Why do I make the squares? 'Cause I want to! and I feel that I am giving something back. I've been told that Crochet is a dying art. I missed out on my grandmother's culture being raised in a different race group and I have always felt that the Indians have gotten the short end of the stick especially from our government. If you think you can trust our government, ask an Native American Indian (and they were here first).

I get a bit of Acrylic yarn donations from women who find yarn in bargain stores, Goodwill etc. etc. or they come to me in small balls. I don't turn down donations, but there is lots of yarn that I have bought or a friend will buy for me.  I'll bet you there are quite of bit of people that have yarn balls stuck somewhere they don't know what to do with........... send them to me.

How do I pick where to stop? I don't really pick any number where to stop. Some balls are small.  However many squares I get out of that ball is ok with me. It might be 2 or it might be 20. I try to make at least squares 20 of every color I have. And when I get tired of that color, I move on to a different one. I had a gallon ziploc bag of circles in red, there was 102 in that bag. So I evened it out to 105. I just stop where I want to stop, there is no certain amount. But after 15,750 I figured that would be a good number to stop at.

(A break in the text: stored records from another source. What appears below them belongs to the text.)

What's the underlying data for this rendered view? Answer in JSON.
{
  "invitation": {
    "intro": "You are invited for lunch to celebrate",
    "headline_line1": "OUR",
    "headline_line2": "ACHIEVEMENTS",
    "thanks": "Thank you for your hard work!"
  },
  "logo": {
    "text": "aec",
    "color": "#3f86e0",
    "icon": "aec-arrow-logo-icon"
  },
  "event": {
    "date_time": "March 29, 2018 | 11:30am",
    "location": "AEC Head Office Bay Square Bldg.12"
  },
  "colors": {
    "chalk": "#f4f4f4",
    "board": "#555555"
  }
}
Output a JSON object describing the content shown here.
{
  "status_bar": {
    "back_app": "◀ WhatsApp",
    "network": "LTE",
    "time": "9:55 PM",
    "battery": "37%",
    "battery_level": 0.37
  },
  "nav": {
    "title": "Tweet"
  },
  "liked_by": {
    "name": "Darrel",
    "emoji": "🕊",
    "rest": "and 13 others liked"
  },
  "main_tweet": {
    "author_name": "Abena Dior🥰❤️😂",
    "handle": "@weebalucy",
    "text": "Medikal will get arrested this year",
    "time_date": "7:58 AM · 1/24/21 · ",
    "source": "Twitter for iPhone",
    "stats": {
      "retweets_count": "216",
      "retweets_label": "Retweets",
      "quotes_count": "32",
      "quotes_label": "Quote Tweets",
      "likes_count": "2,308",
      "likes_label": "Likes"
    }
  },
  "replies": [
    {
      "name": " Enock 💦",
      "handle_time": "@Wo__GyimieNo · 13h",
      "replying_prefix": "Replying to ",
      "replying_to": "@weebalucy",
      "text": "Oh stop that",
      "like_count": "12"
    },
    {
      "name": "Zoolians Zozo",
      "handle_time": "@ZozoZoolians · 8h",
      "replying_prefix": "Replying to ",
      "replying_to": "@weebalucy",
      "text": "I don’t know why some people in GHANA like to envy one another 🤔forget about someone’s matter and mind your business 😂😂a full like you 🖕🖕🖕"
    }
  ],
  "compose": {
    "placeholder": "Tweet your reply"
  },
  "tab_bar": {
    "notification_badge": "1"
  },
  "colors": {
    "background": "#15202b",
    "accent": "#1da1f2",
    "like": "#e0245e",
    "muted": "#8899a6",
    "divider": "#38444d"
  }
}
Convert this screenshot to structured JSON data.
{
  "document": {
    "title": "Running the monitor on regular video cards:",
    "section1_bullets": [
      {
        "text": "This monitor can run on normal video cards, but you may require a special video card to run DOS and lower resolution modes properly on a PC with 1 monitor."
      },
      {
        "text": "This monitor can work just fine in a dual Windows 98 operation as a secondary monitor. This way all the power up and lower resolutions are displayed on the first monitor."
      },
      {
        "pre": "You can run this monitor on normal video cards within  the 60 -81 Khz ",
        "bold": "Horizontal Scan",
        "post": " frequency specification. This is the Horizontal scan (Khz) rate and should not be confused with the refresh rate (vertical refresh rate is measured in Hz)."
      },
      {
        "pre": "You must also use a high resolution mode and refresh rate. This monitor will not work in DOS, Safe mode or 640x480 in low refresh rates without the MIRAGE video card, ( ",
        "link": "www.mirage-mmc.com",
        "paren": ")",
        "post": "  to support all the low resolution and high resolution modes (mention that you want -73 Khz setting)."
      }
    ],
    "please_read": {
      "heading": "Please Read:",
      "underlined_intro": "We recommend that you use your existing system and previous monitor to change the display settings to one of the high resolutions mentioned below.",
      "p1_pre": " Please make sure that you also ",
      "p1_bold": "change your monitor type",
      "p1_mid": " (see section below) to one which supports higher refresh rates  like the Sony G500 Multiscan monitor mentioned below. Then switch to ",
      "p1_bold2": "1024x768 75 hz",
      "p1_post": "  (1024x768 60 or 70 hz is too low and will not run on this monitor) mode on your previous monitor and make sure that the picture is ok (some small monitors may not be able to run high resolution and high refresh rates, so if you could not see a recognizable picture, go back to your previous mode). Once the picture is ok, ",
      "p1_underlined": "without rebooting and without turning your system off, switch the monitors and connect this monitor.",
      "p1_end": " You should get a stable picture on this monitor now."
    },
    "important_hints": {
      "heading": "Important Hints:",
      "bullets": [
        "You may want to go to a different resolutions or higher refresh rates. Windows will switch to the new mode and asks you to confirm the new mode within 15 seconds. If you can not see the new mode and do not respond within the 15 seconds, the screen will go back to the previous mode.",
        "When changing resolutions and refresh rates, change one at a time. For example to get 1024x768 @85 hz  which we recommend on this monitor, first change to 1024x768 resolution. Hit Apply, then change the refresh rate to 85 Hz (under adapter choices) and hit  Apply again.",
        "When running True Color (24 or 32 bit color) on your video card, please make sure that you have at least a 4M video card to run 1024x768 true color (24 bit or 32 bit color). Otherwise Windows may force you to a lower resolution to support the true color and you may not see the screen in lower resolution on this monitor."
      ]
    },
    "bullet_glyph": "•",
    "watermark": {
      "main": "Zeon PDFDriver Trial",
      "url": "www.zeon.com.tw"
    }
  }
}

I also make tacked lap quilts and lap afghans for a local Kidney Dialysis Clinic here in my town. There are 2 clinics. Some people prefer the quilts and some prefer the afghans. They stay at the clinics. I have made quilts for the elders. I go to my Hotels here in town & get free sheets that they can no longer use. Bring them home and get ready to set up in the yard to dye the sheets. The sheets will be the back of the quilts. I use old blankets/bedspreads/fleece whatever I can find to use for the middle of quilts (needs to be warm). So I've made the top, got the blanket in the middle & a dyed sheet for the bottom. I put my quilts together on the patio and tack/tie them out on a frame.

I also enjoy gutting and tearing down old wooden houses, barns and sometimes sheds. I use the wood for Repurposing Furniture.  And if that's not enough, I care for my grandkids after school, on holidays and school breaks. I get paid a little for this. It helps to get yarn or mail a box out to Pam.

Sunday, April 21, 2013

With a little help from my friends....

Crocheting for charity introduced me to the wonderful group Share-A-Square created by Shelly Tucker for making afghans donated to children with pediatric cancer.   When Shelly decided to move on to other pursuits, she asked whether I would take over the group's Facebook page.

Thus, I began SASsy Stitchers, both on Facebook  and on Ravelry. Doing so has introduced me to talented, generous, funny and kind fiber artists from around the US and outside of it.

With the creation of "With Hook in Hand," I knew I didn't want it to be all about me.  Instead, I decided to invite--okay, beg--my creative friends to share their stories as well.

The first, which will appear tomorrow is from the remarkable Jmarie Gray.  Thank you, Jmarie!

Thursday, April 18, 2013


Welcome to "With Hook in Hand".  This is where I'll be talking about all things crochet; projects I've completed, patterns I've developed, and charities for which I stitch. 

Although I did crochet for several years, I moved to needlepoint in my early 30s and only returned to my hook in 2010.  

How embarrassing to admit I could remember how to do Tunisian crochet but had forgotten how to get the yarn on the hook or to change colors.  So I went back to basics and made potholders.  I made them for me and every friend I could find.

Happily, time has moved on.  I hope I've improved.  Nonetheless, I do find it relaxing and gratifying.  So pick up your hooks; feel free to join me.  Knitters are always welcome, too.